MEDIA Allegations of voter fraud at a nursing home in Delaware County - where the rivalry between the major parties has intensified - has sparked a review by the district attorney's Special Prosecution Unit.
A GOP poll worker tossed out 61 ballots cast by residents of the Broomall Rehabilitation & Nursing Center in the Nov. 5 election, and a hearing on the challenged ballots will be held in County Court on Tuesday.
The District Attorney's Office said Tuesday that it was looking into the allegations, but did not elaborate.
At issue is whether the residents themselves filled out the ballots, which have not been opened or counted.
John J. Capuzzi, a poll watcher for Marple Township, flagged 67 votes from the nursing home after questioning signatures on the ballot envelopes. Six of the ballots later were approved.
Capuzzi is a Marple Township Republican committeeman and the son of a local judge. In an e-mail statement, he wrote that the nursing home was "the center of suspicious rumors regarding ballot-stuffing by social workers. . . . With no time to alert all the voters, I used my right to challenge in order to protect my neighbors and their votes!" he wrote.
He said he believed the elderly residents had been robbed of their rights.
David Porter, an attorney for the facility, said no fraud occurred.
"With the exception of the handful that required assistance, the residents filled them out, signed them, and they were collected," he said. "There is no evidence of ballot-stuffing or conspiracy."
Capuzzi "made the leap there was some inappropriate conduct," said John Rooney, a lawyer who agreed to take the case pro bono on behalf of the residents.
Rooney said that the voters may have received help to fill out the absentee ballot application, but that they all signed their applications correctly.
The ballots were the subject of "lawful challenges" and were the only absentee votes subject to challenge in the last election, said William Lovejoy, a spokesman for the county.
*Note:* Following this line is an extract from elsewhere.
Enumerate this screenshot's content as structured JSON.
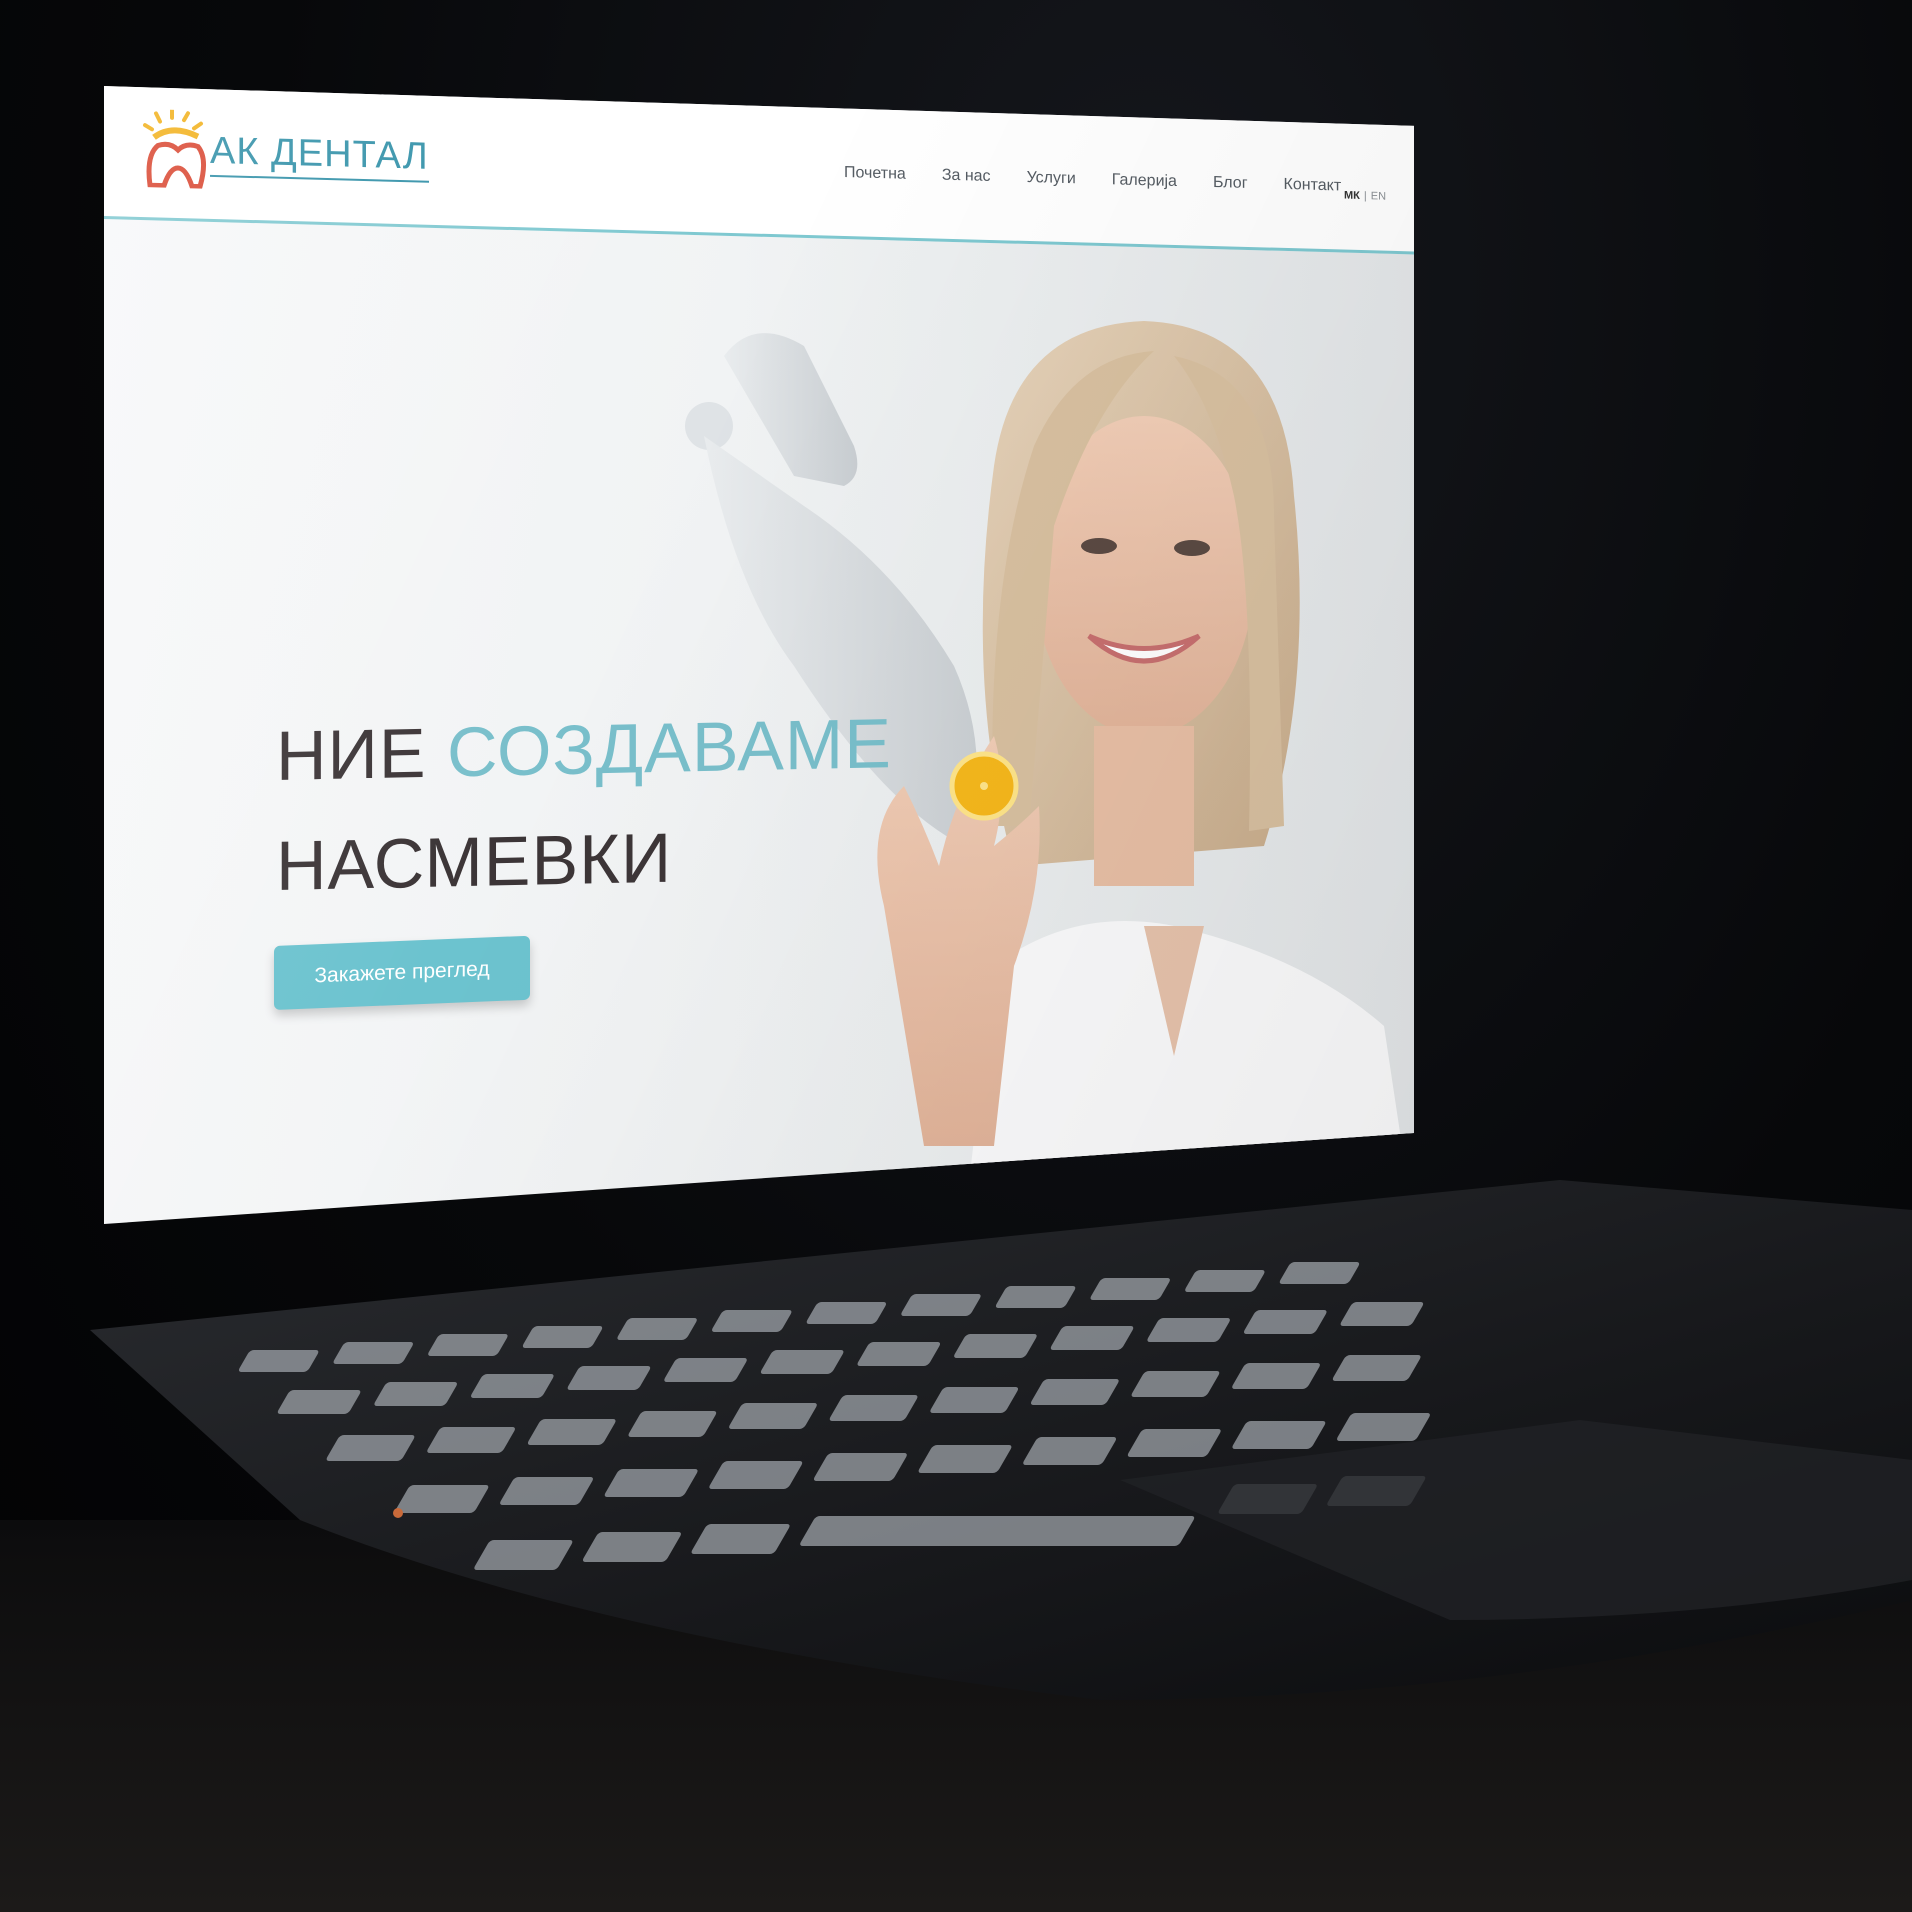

Calls to Frank Catania, the Elections Board's solicitor, and Lauren T. Hagen, the board's chief clerk, were not returned.
A hearing on the case was held on Veterans Day, when the courthouse and government center were closed to the public. Capuzzi said the law required that the hearing be held within seven days of the election.
None of the elderly residents was told of the hearing, the proceedings were not taped or recorded, and no transcript was available.
"They didn't know their votes were being challenged and were not afforded an opportunity to contest that challenge," Rooney said.
"This is voter suppression at its worst, preying on the most vulnerable people in our society," said David Landau, chairman of the Delaware County Democratic Party.
Landau said records showed that registrations at the nursing home are about evenly split between the two parties.
For the most recent election, registered Democrats outnumbered Republicans in the county for the first time.
Landau said he did not know the parties of those involved in the appeal, adding, "It is irrelevant."